The report suggests that these workers are suffering the consequences of work without any guaranteed hours or income, any access to paid or sick leave, and fewer workplace rights than the rest of Australia’s permanent workforce.
According to the Guardian, so called ‘insecure’ work has been growing in Australia for the past 20 years, to the point that just 60% of Australian workers have a permanent job. The rest of thisinsecure workforce now consists of casual labour hire or contract workers. The consequence of this growing army of insecure workers is that many struggle to pay their bills, their rent or mortgage.
Over the last few months members and volunteers at the National Union of Workers (NUW) have been surveying people about their experiences with insecure work. Of the casual, agency and contract workers who have taken part in the survey, 60% reported that they had experienced difficulty in meeting their rental or mortgage payments because of irregular hours at work.
One respondent to the survey said: “Because there is no security in this type of employment you actually end up in a state of captivity: not wanting to take holidays in case you lose your position, not wanting to take time off in case work has dried up when you return, making yourself available for every shift because shift lengths are short and there is a need to maximise hours in case of illness, lack or work, or simply the chance that you might not be ‘rostered’ on for shifts that week.”
One respondent to the survey said that they felt like second-class citizens.
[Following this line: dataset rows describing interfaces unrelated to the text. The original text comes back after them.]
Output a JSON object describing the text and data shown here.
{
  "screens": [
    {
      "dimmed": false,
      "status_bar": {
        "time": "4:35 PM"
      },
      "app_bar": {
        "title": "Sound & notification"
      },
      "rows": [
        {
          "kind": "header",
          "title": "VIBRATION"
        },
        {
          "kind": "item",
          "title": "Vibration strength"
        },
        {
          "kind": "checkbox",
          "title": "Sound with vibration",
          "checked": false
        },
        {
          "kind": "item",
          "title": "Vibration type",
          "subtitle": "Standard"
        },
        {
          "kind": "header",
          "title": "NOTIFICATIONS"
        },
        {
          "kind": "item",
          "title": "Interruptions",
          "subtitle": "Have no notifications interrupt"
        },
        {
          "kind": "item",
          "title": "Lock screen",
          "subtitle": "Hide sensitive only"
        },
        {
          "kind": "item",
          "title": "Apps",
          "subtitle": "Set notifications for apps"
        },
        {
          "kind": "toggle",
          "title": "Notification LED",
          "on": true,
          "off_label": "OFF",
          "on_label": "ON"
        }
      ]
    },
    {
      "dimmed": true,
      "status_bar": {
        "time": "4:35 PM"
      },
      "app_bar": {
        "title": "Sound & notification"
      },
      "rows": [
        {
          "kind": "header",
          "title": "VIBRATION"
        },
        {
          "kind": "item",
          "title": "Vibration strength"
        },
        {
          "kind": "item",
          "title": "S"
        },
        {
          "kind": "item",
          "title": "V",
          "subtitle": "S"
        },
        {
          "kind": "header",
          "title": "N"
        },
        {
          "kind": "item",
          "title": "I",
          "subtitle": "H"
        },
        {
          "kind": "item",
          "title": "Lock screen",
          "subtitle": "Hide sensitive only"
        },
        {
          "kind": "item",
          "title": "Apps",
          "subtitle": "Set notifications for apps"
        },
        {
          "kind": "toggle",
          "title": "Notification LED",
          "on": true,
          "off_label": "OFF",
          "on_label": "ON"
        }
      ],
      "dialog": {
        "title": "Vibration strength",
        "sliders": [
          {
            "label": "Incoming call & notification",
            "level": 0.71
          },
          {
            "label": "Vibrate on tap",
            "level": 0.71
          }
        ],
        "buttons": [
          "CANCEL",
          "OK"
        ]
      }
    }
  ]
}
Another said that casual workers at their work call themselves Kleenexes after the tissue brand because “they use us for the dirty jobs then throw us out”.
Over the past two years the NUW has been running a campaign called ‘Jobs You Can Count On’ to advocate for the rights of insecure workers and demand fairer working conditions.
The Guardian article did not mention any of the positive aspects of working as a contract agency worker nor challenge the subjective union description of such work as insecure.